TASK DIRECTIONS
Across all the records below, how many lines contain "date"? Respond with only the number.

☆ ☆ ☆ ☆ ☆

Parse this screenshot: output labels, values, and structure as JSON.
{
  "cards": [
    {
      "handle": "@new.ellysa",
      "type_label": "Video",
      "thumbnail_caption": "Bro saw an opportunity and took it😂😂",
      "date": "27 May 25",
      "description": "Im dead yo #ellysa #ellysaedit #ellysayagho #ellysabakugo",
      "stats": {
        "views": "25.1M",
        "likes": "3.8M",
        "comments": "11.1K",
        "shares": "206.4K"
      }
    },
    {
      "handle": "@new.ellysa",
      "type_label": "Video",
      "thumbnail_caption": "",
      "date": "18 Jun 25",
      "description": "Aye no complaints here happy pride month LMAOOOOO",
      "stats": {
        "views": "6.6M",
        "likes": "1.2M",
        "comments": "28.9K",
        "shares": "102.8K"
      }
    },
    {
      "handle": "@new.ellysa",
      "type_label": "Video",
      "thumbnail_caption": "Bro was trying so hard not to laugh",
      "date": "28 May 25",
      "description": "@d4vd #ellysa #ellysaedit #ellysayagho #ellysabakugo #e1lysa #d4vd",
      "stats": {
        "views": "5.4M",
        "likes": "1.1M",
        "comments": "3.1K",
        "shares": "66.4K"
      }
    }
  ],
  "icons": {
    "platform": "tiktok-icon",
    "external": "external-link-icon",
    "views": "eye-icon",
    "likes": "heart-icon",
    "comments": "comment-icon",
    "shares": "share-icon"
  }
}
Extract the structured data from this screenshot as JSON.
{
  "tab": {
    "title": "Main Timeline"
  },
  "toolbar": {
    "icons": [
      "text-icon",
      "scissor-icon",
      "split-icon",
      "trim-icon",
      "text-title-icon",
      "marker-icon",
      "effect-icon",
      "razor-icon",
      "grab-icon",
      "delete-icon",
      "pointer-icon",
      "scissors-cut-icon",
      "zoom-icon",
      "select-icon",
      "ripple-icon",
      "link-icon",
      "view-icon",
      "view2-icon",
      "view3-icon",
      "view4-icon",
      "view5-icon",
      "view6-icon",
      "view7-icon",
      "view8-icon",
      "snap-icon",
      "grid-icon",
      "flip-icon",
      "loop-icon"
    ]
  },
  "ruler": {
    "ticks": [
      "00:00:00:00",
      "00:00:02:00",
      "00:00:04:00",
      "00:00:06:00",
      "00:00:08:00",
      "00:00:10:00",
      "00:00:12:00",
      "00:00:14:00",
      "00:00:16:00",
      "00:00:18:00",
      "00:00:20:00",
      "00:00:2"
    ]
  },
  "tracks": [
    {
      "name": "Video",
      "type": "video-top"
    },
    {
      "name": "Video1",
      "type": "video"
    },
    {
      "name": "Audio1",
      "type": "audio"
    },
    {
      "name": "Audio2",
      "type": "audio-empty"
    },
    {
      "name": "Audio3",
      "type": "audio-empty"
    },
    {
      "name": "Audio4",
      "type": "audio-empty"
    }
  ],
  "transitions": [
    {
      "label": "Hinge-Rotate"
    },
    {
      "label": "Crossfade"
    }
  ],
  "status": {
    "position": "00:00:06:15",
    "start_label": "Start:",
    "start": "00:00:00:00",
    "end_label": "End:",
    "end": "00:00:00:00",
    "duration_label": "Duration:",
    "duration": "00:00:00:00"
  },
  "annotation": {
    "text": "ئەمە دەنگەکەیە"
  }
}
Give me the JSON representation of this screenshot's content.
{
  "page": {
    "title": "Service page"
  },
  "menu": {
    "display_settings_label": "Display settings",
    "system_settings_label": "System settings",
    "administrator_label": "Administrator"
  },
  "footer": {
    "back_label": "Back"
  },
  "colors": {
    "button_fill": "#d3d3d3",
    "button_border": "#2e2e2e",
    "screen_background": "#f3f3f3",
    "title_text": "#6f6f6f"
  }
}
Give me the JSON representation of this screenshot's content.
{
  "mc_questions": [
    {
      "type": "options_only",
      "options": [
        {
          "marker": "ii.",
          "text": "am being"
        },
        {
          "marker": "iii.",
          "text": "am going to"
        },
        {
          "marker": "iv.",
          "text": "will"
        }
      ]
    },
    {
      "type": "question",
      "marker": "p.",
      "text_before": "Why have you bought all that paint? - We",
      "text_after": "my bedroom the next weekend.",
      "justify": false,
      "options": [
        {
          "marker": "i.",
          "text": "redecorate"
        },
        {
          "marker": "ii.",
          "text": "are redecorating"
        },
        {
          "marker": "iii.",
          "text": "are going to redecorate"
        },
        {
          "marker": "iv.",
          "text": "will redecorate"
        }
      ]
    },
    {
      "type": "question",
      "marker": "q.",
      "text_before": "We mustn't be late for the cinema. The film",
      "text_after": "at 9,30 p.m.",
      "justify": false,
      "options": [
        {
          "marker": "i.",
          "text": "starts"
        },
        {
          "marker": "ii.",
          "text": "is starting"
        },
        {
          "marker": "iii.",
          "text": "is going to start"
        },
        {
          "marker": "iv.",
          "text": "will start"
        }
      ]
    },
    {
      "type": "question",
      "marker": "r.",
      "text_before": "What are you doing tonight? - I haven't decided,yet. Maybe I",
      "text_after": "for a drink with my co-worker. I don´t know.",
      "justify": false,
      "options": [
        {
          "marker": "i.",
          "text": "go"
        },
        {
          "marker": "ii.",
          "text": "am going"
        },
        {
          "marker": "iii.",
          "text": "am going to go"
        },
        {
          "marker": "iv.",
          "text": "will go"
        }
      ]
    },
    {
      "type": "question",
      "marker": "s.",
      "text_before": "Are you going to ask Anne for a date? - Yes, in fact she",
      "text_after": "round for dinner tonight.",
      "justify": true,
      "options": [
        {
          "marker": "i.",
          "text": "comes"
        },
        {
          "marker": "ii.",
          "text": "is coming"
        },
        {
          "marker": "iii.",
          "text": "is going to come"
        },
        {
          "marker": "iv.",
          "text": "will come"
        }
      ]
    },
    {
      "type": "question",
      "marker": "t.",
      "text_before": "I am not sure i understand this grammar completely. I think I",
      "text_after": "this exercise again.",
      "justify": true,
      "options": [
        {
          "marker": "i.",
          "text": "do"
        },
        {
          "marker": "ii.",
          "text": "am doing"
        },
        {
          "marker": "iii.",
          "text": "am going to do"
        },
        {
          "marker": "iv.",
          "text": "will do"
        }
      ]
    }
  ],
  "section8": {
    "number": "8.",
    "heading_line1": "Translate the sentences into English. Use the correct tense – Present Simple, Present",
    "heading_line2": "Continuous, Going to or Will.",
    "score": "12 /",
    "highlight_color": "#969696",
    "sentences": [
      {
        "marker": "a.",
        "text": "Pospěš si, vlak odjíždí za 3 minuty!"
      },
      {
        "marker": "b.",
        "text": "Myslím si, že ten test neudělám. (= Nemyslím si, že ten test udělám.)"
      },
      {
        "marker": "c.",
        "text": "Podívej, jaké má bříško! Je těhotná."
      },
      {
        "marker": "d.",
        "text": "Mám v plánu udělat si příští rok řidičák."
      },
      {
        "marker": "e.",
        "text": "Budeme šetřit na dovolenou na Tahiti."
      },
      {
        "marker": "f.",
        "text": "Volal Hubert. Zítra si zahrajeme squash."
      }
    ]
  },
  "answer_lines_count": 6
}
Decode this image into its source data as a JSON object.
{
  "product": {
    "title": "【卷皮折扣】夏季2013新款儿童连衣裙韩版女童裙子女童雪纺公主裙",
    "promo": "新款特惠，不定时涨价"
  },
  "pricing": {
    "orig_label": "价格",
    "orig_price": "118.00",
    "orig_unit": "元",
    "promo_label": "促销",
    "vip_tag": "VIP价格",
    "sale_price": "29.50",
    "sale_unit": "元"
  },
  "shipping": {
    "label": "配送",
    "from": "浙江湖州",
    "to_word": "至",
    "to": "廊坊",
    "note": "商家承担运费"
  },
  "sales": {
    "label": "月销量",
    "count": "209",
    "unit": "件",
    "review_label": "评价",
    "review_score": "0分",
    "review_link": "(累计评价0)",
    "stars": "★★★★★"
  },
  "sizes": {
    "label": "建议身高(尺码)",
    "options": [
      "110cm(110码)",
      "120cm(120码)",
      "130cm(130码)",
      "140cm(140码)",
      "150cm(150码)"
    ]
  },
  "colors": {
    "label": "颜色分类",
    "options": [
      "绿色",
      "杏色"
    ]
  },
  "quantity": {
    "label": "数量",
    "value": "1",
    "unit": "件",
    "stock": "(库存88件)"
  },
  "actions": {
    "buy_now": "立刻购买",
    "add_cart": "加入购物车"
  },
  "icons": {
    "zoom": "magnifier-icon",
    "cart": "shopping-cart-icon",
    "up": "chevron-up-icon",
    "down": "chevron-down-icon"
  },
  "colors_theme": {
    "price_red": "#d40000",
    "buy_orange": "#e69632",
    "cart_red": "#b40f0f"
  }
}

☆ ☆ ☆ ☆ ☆

ANSWER SPACE
4